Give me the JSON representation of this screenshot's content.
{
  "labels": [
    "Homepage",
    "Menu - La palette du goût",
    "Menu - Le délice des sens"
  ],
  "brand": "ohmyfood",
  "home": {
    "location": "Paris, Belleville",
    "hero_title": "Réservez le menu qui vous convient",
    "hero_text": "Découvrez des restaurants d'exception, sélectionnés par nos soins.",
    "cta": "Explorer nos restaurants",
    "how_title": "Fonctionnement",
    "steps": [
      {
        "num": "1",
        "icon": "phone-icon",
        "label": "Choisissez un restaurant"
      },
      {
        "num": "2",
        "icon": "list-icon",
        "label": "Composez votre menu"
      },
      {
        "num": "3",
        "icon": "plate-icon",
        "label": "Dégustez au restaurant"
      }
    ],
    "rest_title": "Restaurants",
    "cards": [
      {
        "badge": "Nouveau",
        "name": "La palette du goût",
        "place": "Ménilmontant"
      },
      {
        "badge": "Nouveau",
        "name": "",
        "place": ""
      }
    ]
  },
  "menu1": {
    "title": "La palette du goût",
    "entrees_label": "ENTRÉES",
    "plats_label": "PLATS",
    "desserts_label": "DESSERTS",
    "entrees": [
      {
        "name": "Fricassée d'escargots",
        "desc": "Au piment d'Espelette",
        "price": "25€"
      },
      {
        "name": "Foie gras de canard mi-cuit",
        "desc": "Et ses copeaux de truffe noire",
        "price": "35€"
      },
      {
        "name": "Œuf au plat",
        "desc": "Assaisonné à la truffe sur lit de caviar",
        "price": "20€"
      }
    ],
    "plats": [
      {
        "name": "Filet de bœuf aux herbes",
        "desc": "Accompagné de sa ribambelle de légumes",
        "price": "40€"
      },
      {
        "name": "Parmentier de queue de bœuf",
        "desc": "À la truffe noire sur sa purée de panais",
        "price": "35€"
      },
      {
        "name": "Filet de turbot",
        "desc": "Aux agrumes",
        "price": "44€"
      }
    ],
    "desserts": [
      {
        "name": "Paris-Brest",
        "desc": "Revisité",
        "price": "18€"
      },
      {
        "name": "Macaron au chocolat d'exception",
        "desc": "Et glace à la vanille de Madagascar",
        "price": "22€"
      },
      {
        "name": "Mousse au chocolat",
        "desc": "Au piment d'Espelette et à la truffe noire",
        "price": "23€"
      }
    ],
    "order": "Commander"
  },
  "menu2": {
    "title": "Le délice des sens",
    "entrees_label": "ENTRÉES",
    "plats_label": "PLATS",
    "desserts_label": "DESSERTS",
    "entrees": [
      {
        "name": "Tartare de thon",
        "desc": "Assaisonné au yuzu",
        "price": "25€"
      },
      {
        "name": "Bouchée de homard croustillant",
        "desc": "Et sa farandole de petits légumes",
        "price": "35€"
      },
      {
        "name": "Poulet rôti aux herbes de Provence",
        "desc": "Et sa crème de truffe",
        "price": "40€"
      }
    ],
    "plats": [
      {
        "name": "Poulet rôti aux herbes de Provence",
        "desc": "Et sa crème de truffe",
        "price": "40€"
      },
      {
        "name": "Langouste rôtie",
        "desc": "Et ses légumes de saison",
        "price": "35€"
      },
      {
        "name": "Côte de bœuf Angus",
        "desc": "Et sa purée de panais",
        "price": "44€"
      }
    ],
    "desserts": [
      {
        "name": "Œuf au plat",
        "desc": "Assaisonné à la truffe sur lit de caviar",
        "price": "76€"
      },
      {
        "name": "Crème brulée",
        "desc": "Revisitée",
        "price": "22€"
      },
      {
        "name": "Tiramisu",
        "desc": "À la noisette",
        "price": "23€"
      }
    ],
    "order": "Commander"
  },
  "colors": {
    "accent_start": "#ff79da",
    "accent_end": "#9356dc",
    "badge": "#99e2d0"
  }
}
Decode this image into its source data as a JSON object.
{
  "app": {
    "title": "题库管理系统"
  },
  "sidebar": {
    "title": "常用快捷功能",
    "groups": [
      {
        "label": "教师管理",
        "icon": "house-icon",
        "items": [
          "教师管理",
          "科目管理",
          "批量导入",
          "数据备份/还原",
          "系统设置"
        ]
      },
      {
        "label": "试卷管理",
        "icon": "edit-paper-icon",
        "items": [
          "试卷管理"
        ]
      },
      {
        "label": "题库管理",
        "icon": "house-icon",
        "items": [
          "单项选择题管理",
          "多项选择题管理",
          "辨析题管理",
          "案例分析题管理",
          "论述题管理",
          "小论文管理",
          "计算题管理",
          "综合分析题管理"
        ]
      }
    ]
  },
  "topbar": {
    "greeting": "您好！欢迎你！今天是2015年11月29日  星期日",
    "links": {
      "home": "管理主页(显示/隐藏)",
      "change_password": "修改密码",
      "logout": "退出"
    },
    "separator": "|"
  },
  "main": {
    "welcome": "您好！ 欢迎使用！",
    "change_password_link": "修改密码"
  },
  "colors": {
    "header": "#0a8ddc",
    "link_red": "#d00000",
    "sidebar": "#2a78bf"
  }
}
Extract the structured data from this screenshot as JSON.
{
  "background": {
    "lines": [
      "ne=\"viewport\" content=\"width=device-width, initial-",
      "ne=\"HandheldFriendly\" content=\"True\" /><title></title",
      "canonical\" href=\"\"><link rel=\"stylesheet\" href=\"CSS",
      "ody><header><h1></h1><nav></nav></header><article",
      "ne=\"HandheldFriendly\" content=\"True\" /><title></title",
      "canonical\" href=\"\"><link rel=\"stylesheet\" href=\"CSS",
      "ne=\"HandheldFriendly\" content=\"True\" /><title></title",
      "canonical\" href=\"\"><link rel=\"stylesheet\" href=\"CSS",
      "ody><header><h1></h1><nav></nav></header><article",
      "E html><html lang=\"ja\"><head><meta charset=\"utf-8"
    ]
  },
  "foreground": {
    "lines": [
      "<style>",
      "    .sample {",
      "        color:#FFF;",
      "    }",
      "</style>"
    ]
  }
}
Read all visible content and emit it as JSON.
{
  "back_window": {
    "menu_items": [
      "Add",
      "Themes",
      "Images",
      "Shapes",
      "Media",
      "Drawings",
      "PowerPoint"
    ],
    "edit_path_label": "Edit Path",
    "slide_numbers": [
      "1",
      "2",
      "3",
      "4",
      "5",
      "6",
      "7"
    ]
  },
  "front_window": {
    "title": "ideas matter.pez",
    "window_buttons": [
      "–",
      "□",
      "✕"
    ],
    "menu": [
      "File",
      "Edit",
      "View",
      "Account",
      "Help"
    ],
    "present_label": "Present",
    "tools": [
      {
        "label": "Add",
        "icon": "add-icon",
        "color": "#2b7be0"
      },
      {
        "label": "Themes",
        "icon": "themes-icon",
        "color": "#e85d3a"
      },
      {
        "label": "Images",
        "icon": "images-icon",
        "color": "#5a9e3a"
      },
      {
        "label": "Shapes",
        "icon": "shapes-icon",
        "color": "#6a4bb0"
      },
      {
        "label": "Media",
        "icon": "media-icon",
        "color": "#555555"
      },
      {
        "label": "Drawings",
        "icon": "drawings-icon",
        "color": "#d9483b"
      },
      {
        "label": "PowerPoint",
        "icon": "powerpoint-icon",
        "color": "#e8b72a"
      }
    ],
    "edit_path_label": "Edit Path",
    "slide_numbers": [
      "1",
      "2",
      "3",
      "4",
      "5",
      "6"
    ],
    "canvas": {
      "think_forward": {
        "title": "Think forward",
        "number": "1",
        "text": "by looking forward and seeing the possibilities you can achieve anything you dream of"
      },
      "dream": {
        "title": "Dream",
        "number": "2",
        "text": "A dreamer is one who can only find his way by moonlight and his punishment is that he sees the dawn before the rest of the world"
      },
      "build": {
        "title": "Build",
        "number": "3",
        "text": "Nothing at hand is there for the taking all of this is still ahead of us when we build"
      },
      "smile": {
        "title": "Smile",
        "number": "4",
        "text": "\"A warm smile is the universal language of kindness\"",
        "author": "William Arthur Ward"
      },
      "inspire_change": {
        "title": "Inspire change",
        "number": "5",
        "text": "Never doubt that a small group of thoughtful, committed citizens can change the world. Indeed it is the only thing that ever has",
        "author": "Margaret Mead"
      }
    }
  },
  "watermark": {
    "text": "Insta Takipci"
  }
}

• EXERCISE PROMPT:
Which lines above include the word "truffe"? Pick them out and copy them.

• SOLUTION TO THIS EXERCISE:
        "desc": "Et ses copeaux de truffe noire",
        "desc": "Assaisonné à la truffe sur lit de caviar",
        "desc": "À la truffe noire sur sa purée de panais",
        "desc": "Au piment d'Espelette et à la truffe noire",
        "desc": "Et sa crème de truffe",
        "desc": "Et sa crème de truffe",
        "desc": "Assaisonné à la truffe sur lit de caviar",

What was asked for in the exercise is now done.